I’m still using Spotify’s Discover Weekly and Release Radar on a daily basis, but the two Apple Music playlists are a good start. Looking forward to seeing more.

Update: Spotify are rolling out Daily Mix, similar to Apple Music’s My Favourites Mix.

Follow the white ball

Sam Knight’s profile of mercurial snooker player Ronnie O’Sullivan for the New Yorker:

When discussing O’Sullivan’s game, commentators and rivals often talk about his unusual sequencing—the way he links shots together around the table. Phil Yates, who was the snooker correspondent for the Times of London for twenty years, compares O’Sullivan to a savant, able to perceive mathematical solutions without knowing how or why. “I don’t think he can break down why he is as good as he is,” Yates said. “He just is.” According to [artist Damien] Hirst, O’Sullivan often comes off the table in a fugue state: “I go, ‘What about that pink you potted?’ And he’ll go, ‘What pink?’ He’s blank. He’s totally startled. It’s like van Gogh. I go, ‘You did brilliantly there.’ And he goes, ‘Did I?’ ”

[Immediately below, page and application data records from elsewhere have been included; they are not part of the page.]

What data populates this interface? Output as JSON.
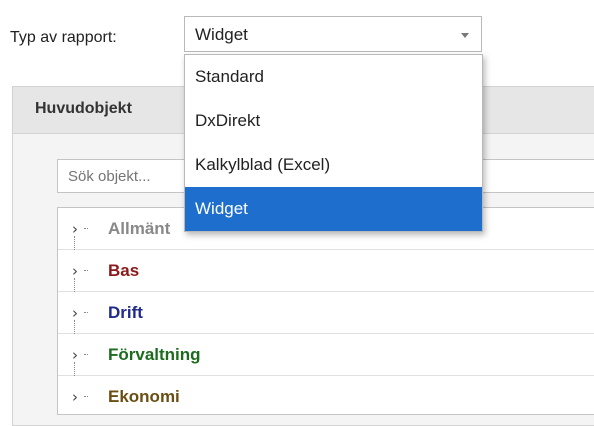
{
  "report_type": {
    "label": "Typ av rapport:",
    "selected": "Widget",
    "options": [
      "Standard",
      "DxDirekt",
      "Kalkylblad (Excel)",
      "Widget"
    ]
  },
  "panel": {
    "title": "Huvudobjekt",
    "search_placeholder": "Sök objekt...",
    "items": [
      {
        "label": "Allmänt",
        "color": "#888888"
      },
      {
        "label": "Bas",
        "color": "#8b1a1a"
      },
      {
        "label": "Drift",
        "color": "#1f2a8c"
      },
      {
        "label": "Förvaltning",
        "color": "#1d6b1d"
      },
      {
        "label": "Ekonomi",
        "color": "#6b4e12"
      }
    ]
  },
  "colors": {
    "selected_option_bg": "#1e6fcd"
  },
  "icons": {
    "tree_toggle": "chevron-right-icon",
    "select_arrow": "caret-down-icon"
  }
}
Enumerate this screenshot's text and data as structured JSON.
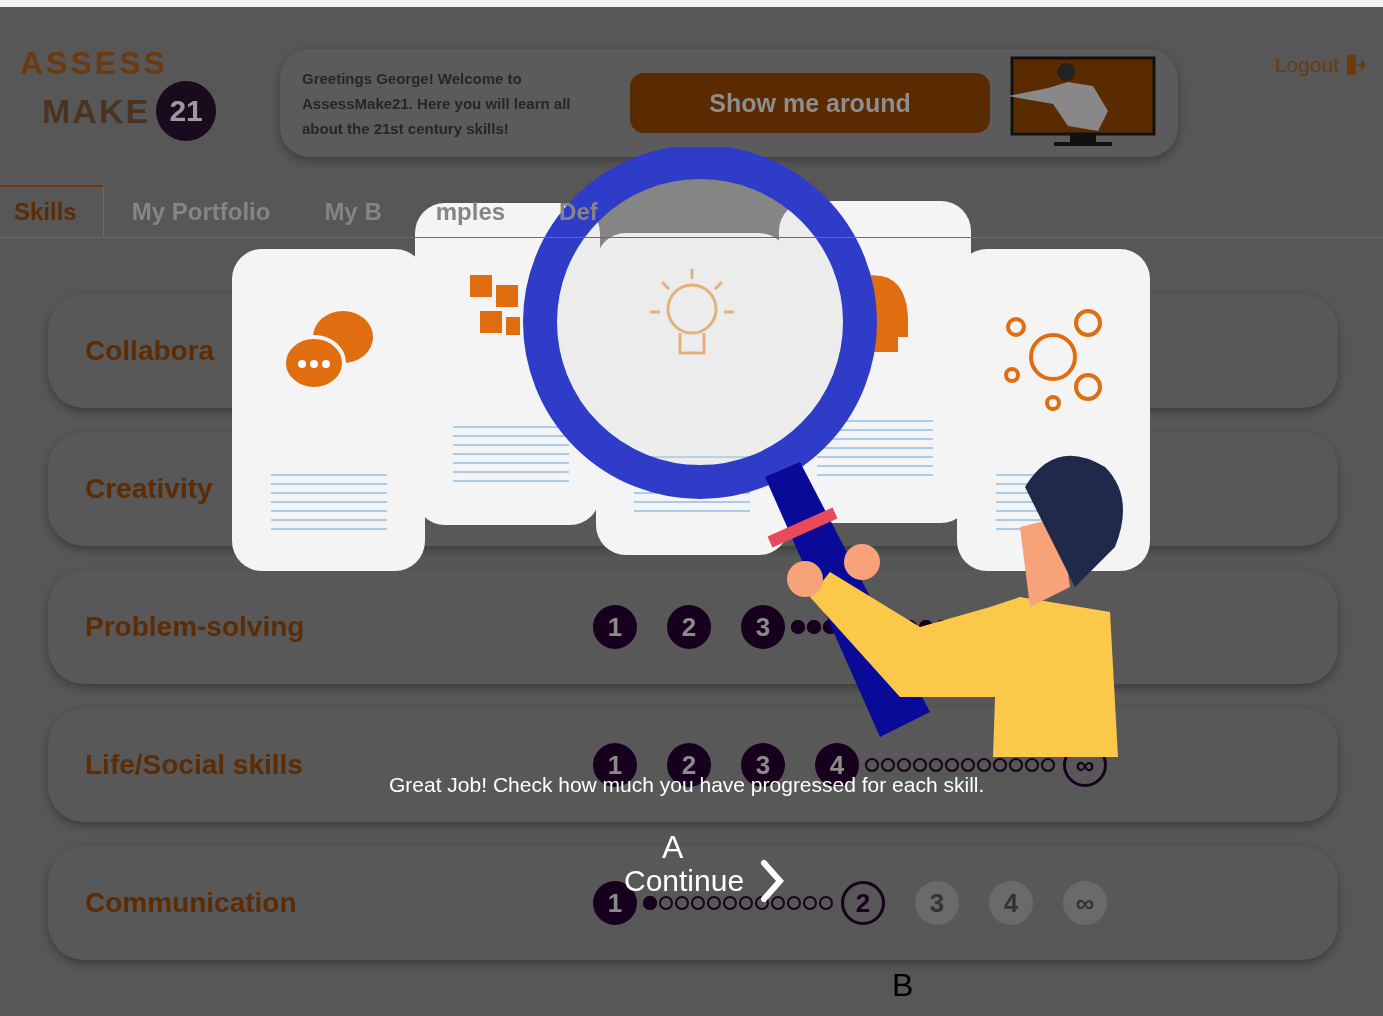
{
  "logo": {
    "line1": "ASSESS",
    "line2": "MAKE",
    "badge": "21"
  },
  "greeting": {
    "text": "Greetings George! Welcome to AssessMake21. Here you will learn all about the 21st century skills!",
    "button": "Show me around"
  },
  "logout": "Logout",
  "tabs": [
    {
      "label": "Skills",
      "selected": true
    },
    {
      "label": "My Portfolio",
      "selected": false
    },
    {
      "label": "My B",
      "selected": false
    },
    {
      "label": "mples",
      "selected": false
    },
    {
      "label": "Def",
      "selected": false
    }
  ],
  "skills": [
    {
      "name": "Collabora"
    },
    {
      "name": "Creativity"
    },
    {
      "name": "Problem-solving",
      "items": [
        {
          "kind": "step",
          "label": "1",
          "done": true,
          "disabled": false
        },
        {
          "kind": "step",
          "label": "2",
          "done": true,
          "disabled": false
        },
        {
          "kind": "step",
          "label": "3",
          "done": true,
          "disabled": false
        },
        {
          "kind": "trail",
          "level": 1
        }
      ]
    },
    {
      "name": "Life/Social skills",
      "items": [
        {
          "kind": "step",
          "label": "1",
          "done": true,
          "disabled": false
        },
        {
          "kind": "step",
          "label": "2",
          "done": true,
          "disabled": false
        },
        {
          "kind": "step",
          "label": "3",
          "done": true,
          "disabled": false
        },
        {
          "kind": "step",
          "label": "4",
          "done": true,
          "disabled": false
        },
        {
          "kind": "trail"
        },
        {
          "kind": "step",
          "label": "∞",
          "done": false,
          "disabled": false
        }
      ]
    },
    {
      "name": "Communication",
      "items": [
        {
          "kind": "step",
          "label": "1",
          "done": true,
          "disabled": false
        },
        {
          "kind": "trail",
          "level": 0.1
        },
        {
          "kind": "step",
          "label": "2",
          "done": false,
          "disabled": false
        },
        {
          "kind": "step",
          "label": "3",
          "done": false,
          "disabled": true
        },
        {
          "kind": "step",
          "label": "4",
          "done": false,
          "disabled": true
        },
        {
          "kind": "step",
          "label": "∞",
          "done": false,
          "disabled": true
        }
      ]
    }
  ],
  "overlay": {
    "message": "Great Job! Check how much you have progressed for each skill.",
    "marker_a": "A",
    "continue": "Continue",
    "marker_b": "B"
  }
}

Foldscope: an origami microcope

Hannah Yi, for Quartz:

Foldscope is an origami microscope made with a single sheet of paper that’s embedded with electronics and lenses. It costs less than $1 to build. Manu Prakash is the inventor of this low-cost scientific tool. He wants microscopes to be as ubiquitous as pencils and plans on shipping one million Foldscopes by the end of 2017.

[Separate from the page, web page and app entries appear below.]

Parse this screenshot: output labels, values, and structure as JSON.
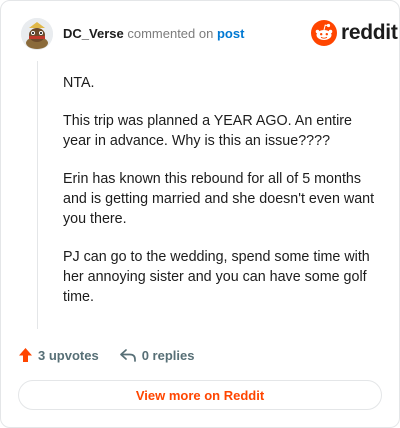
{
  "comment": {
    "username": "DC_Verse",
    "action_text": "commented on",
    "post_link": "post",
    "paragraphs": [
      "NTA.",
      "This trip was planned a YEAR AGO. An entire year in advance. Why is this an issue????",
      "Erin has known this rebound for all of 5 months and is getting married and she doesn't even want you there.",
      "PJ can go to the wedding, spend some time with her annoying sister and you can have some golf time."
    ]
  },
  "brand": {
    "name": "reddit",
    "color": "#ff4500"
  },
  "actions": {
    "upvotes": "3 upvotes",
    "replies": "0 replies"
  },
  "view_button": "View more on Reddit",
  "icons": {
    "upvote": "upvote-arrow-icon",
    "reply": "reply-arrow-icon",
    "logo": "reddit-snoo-icon"
  }
}
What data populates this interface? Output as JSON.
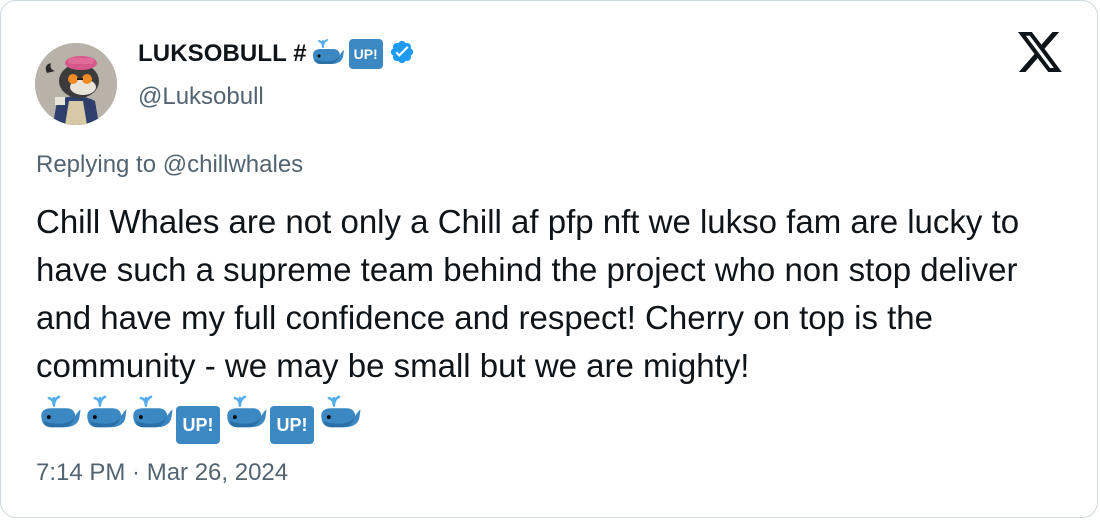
{
  "tweet": {
    "author_name": "LUKSOBULL #",
    "up_badge": "UP!",
    "handle": "@Luksobull",
    "reply_prefix": "Replying to",
    "reply_to": "@chillwhales",
    "text": "Chill Whales are not only a Chill af pfp nft we lukso fam are lucky to have such a supreme team behind the project who non stop deliver and have my full confidence and respect! Cherry on top is the community - we may be small but we are mighty!",
    "trailing_emojis": [
      "spouting-whale",
      "spouting-whale",
      "spouting-whale",
      "up-button",
      "spouting-whale",
      "up-button",
      "spouting-whale"
    ],
    "timestamp": "7:14 PM · Mar 26, 2024"
  },
  "icons": {
    "verified": "verified-badge-icon",
    "platform": "x-logo-icon",
    "whale": "spouting-whale-icon"
  },
  "colors": {
    "verified_blue": "#1d9bf0",
    "up_badge": "#3b88c3",
    "secondary_text": "#536471",
    "primary_text": "#0f1419",
    "border": "#cfd9de"
  }
}
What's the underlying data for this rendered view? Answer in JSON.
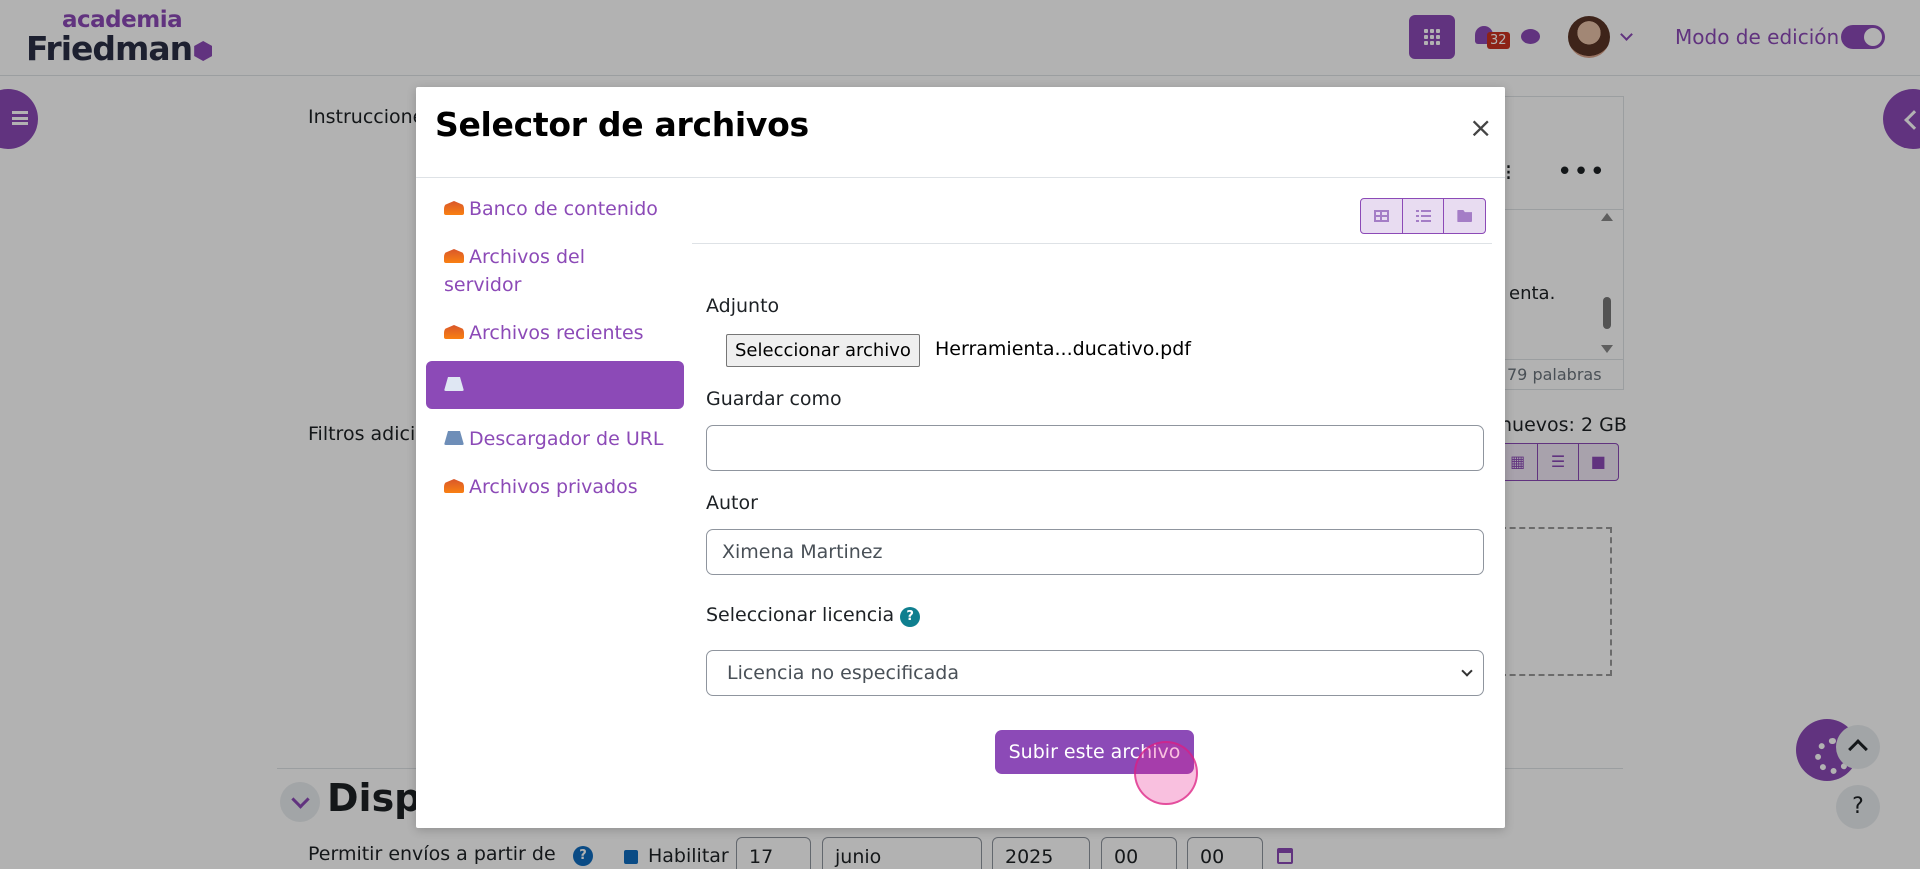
{
  "header": {
    "logo_line1": "academia",
    "logo_line2": "Friedman",
    "notification_count": "32",
    "edit_mode_label": "Modo de edición",
    "edit_mode_on": true
  },
  "background": {
    "instructions_label": "Instruccione",
    "filters_label": "Filtros adici",
    "editor_text": "enta.",
    "word_count": "79 palabras",
    "quota_text": "nuevos: 2 GB",
    "section_title": "Dispo",
    "allow_label": "Permitir envíos a partir de",
    "enable_label": "Habilitar",
    "day": "17",
    "month": "junio",
    "year": "2025",
    "hour": "00",
    "minute": "00"
  },
  "modal": {
    "title": "Selector de archivos",
    "close_symbol": "×",
    "repositories": [
      {
        "label": "Banco de contenido",
        "icon": "moodle-icon"
      },
      {
        "label": "Archivos del servidor",
        "icon": "moodle-icon"
      },
      {
        "label": "Archivos recientes",
        "icon": "moodle-icon"
      },
      {
        "label": "",
        "icon": "upload-icon",
        "active": true
      },
      {
        "label": "Descargador de URL",
        "icon": "upload-icon"
      },
      {
        "label": "Archivos privados",
        "icon": "moodle-icon"
      }
    ],
    "view_modes": [
      "grid-icon",
      "list-icon",
      "folder-icon"
    ],
    "attachment_label": "Adjunto",
    "choose_file_button": "Seleccionar archivo",
    "chosen_file": "Herramienta...ducativo.pdf",
    "save_as_label": "Guardar como",
    "save_as_value": "",
    "author_label": "Autor",
    "author_value": "Ximena Martinez",
    "license_label": "Seleccionar licencia",
    "license_value": "Licencia no especificada",
    "upload_button": "Subir este archivo"
  },
  "colors": {
    "brand": "#8c4ab7",
    "overlay": "rgba(0,0,0,0.3)",
    "help": "#0f7f8f"
  }
}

Prakash is a 2016 MacArthur follow, winning $625k to continue his ‘frugal science’ work.

Smart quotes for smart people

A cheat sheet for using the right quotation marks in your writing:

“Smart quotes,” the correct quotation marks and apostrophes, are curly or sloped. “Dumb quotes,” or straight quotes, are a vestigial constraint from typewriters when using one key for two different marks helped save space on a keyboard. Unfortunately, many improper marks make their way onto websites because of dumb defaults in applications and CMSs. Luckily, using correct quotation marks and apostrophes today is easier than you think.